Find out about invoice factoring costs and discover how much your business could save.

Invoice factoring can prove to be an excellent solution for small businesses in need of a rapid injection of cash – but what are the costs of invoice factoring? Factoring costs are dependent on a number of variables – we will explore these in detail throughout this article.

Invoice factoring costs

Cost of factoring

The first hurdle for those considering invoice factoring is to understand invoice factoring rates. You need to understand that factoring fees are rarely a flat rate – rather they are comprised of several different elements.

Knowing the facts about invoice factoring costs will enable you to negotiate well, and get the best invoice factoring rates for your small business.
The two key elements you need to consider with factoring costs are:

  • The discount rate – factor rate
  • Length of factoring period

These are the two main determiners of final factoring costs. There may also be extra factoring costs incurred, but these are the primary ones.
Cost calculation of invoice factoring

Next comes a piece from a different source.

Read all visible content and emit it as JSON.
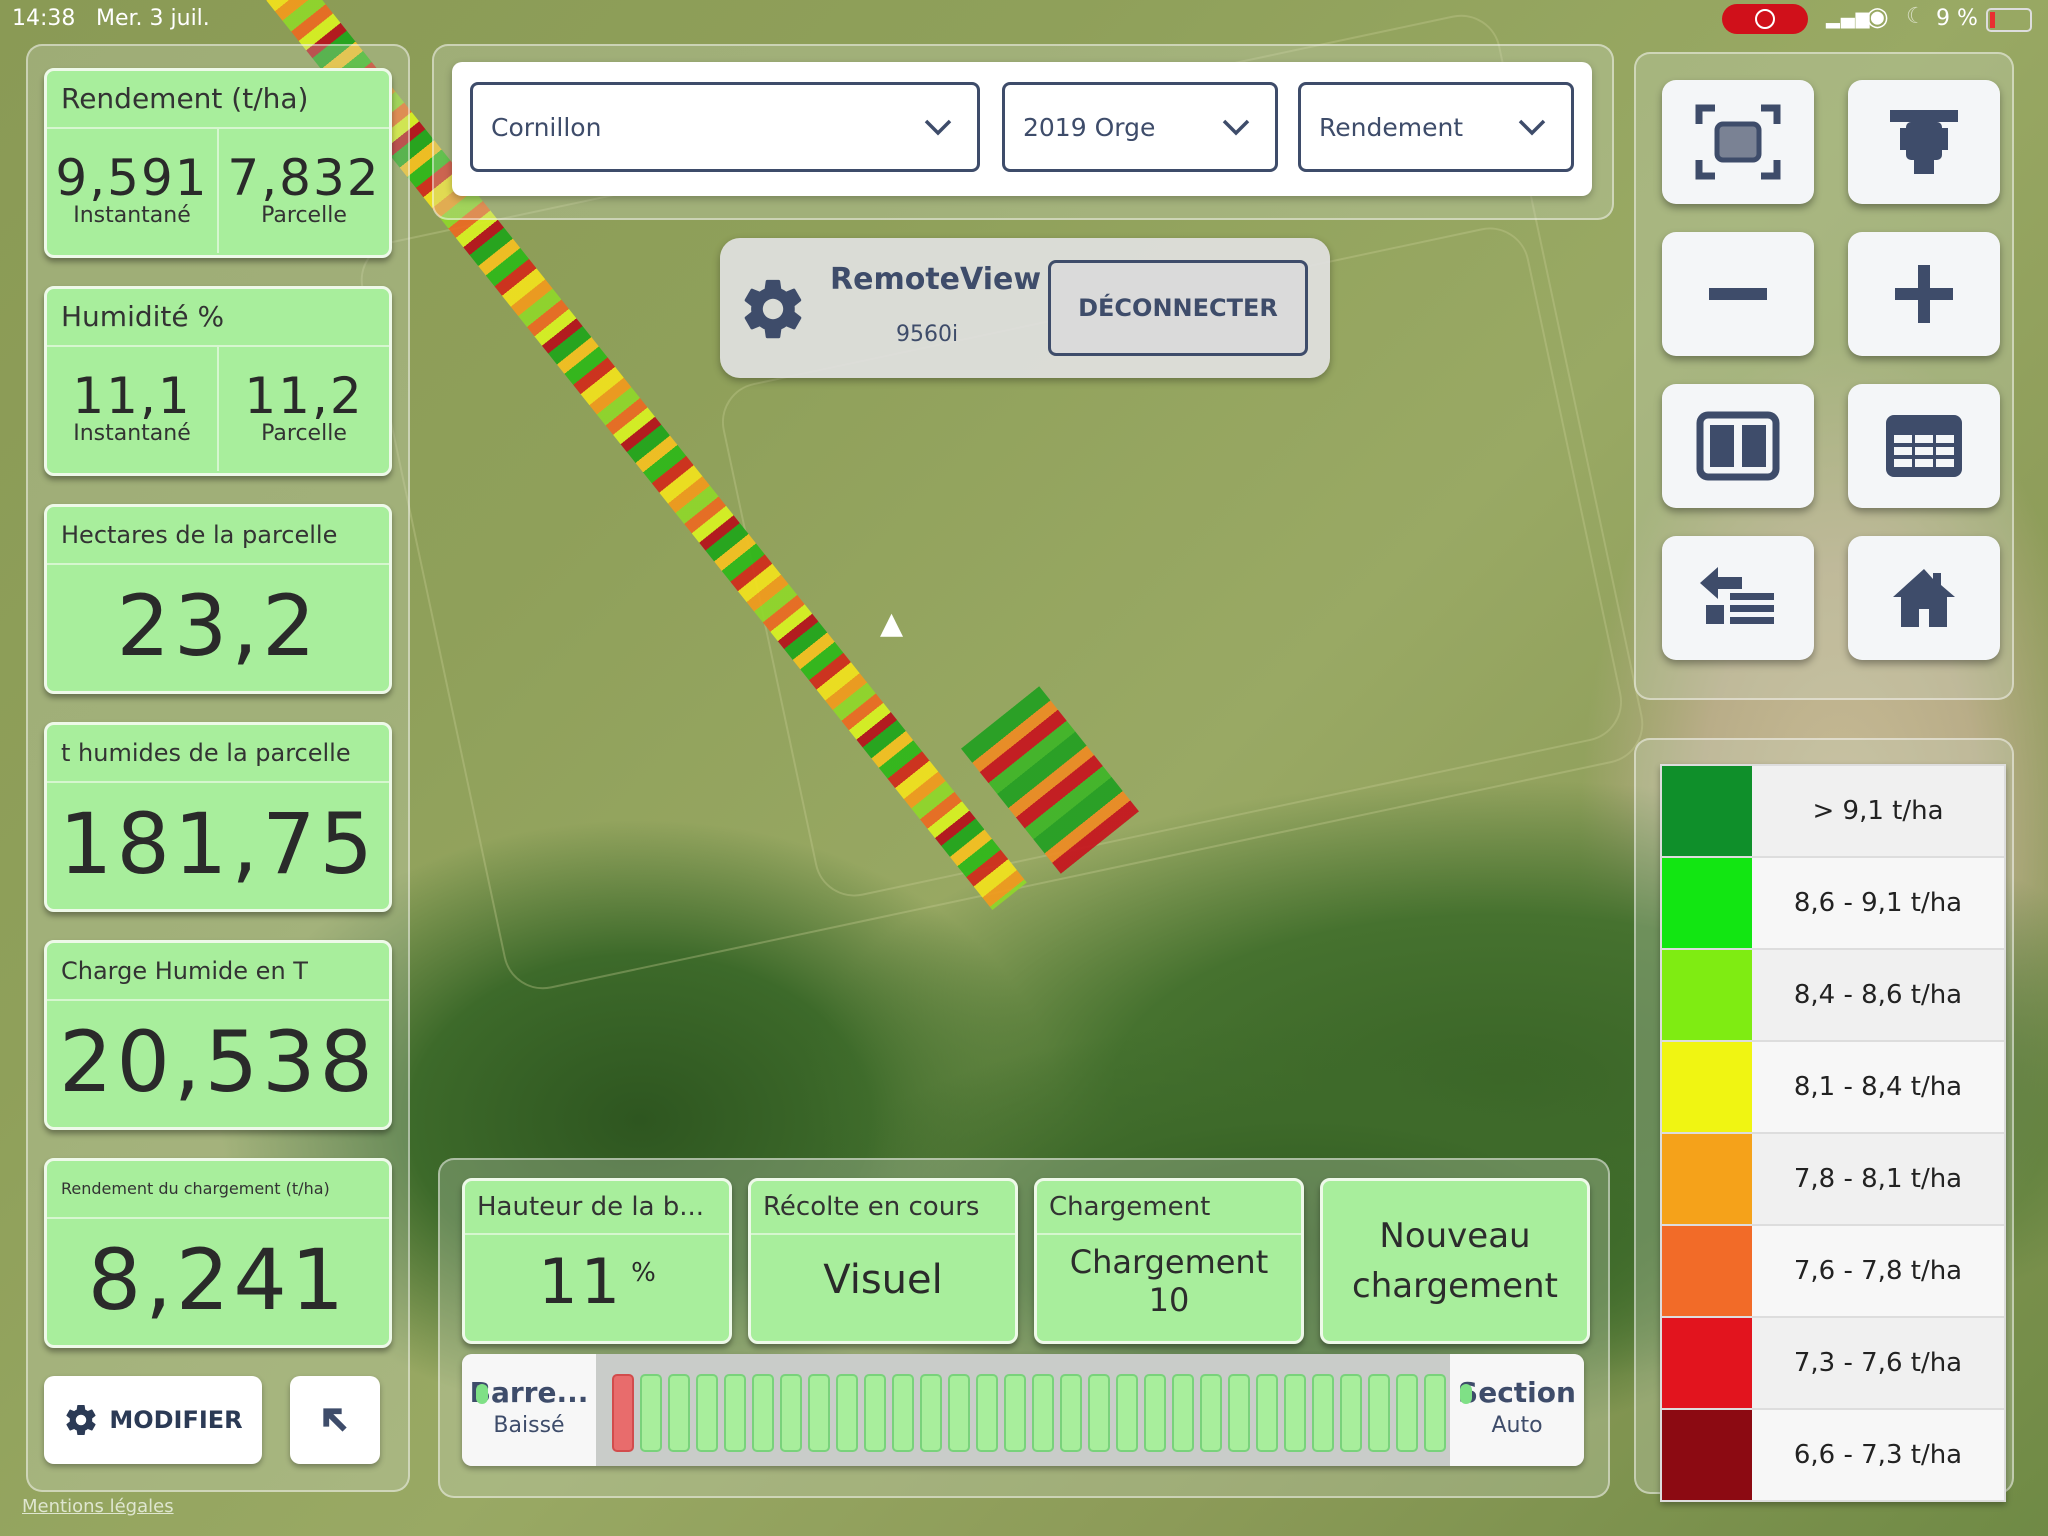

Discount Rate – Factor Rate

The discount rate is often also called the factor rate. This is much like the concept of borrowing from a bank that you are likely familiar with. It is the cost the factoring company charge you, usually on a weekly or monthly basis, for releasing the cash to you.

These factoring charges are worked out on a percentage basis of the invoice value, typically ranging between 0.5 – 5%. Generally speaking, the more you ‘hand over’ in terms of value (quantity and size of invoices), the lower the factor rate will be. You get better returns on your factoring fees if you factor higher value invoices.

  • Low-end factor rate – 0.5%
  • High-end factor rate – 5%

Length of factoring period

In a nutshell, the length of the factoring period is the amount of time it takes your customer to pay their invoice. Factoring fees reflect risk and patience for the factoring company.

As the discount rates are paid as percentages, usually weekly or monthly, the longer the time your customer takes to pay, the higher the factoring charges. Therefore, if your invoices have a 30 day payment period you will pay considerably less than if they have a 90 day payment period.
Invoice factoring cost example

Invoice factoring cost example

Let’s consider a £20,000 invoice which is due for payment in 30 days. As a small business, you need some urgent cash to be able to buy the resources you need to take on a new client. So you turn to invoice factoring.

The company you choose has a discount rate of 3% per month. Their terms state that you will get 80% of the invoice cost immediately (usually within a day or two), and full payment on the invoice when your client pays.

This means that you will immediately receive £16,000. You do not have to wait for the customer to pay the outstanding invoice. Assuming your customer pays the outstanding invoice in time, by 30 days, you will then receive £3400. This is the outstanding amount minus the 3% rate which is equivalent to £600.

In this example, the cost of factoring is £600.
What can affect the cost of factoring

What can affect the cost of factoring?

A factoring company will have their set parameters of how they usually work out a factoring rate. This will look at two key factors: the risk, and the volume of invoices.

Generally speaking, the lower the risk and the greater the volume, the lower the factoring charges. Conversely, the higher the risk, and the lower the volume, the higher the invoice factoring costs.

Understanding this in more detail requires an understanding of exactly what an invoice factoring company will be looking for to calculate factoring fees. The invoice factoring company is going to assess your risk and volume using certain criteria.

Invoice factors will consider:

  • How much you will be factoring: The greater the volume, the lower the rates. This is probably the biggest determiner of your invoice factoring rates.
  • The size of each invoiceNo matter what the size of an invoice, the legwork for collection is exactly the same. Therefore it pays to have fewer larger invoices rather than lots of smaller ones. The invoice factoring company may seek to pass the costs of collection onto you, so consider which invoices you factor wisely.
  • Your business niche and industryThe invoice factoring company will assess your business niche and the track record of your industry when determining your invoice factoring rates. Certain industries, such as recruitment, tend to be considered low risk as payment is normally simple and straightforward. On the other hand, the building trade can find themselves facing higher rates as they are deemed higher risk.
  • The reliability of your clientsReliable clients, who have a track record of paying on time, make for lower invoice factoring fees than those with a poor credit history. This does not always directly affect fees, but you may need to be more aware of overdue fees, or that the invoice factoring company may not accept invoices from certain clients at all.
  • Your business reliability, longevity and turnoverMany factoring companies in the UK will want you to have been trading for at least a year. This can pose a problem for some start-ups. They may also expect you to have a minimum turnover, perhaps in the region of £25,000. In the UK, some invoice factoring companies want you to be a limited company. Being able to prove reliability will help you negotiate lower rates.
    Compare invoice factoring prices and quotes

Compare invoice factoring prices and quotes

The information on this page should help you to understand invoice factoring better, and it should also help you to understand exactly what you will be paying for. To find the exact prices that you will be paying, you should speak to as many suppliers as possible – we can help here.

Complete the form on our first page to compare quotes from up to four, top-quality UK invoice factoring companies.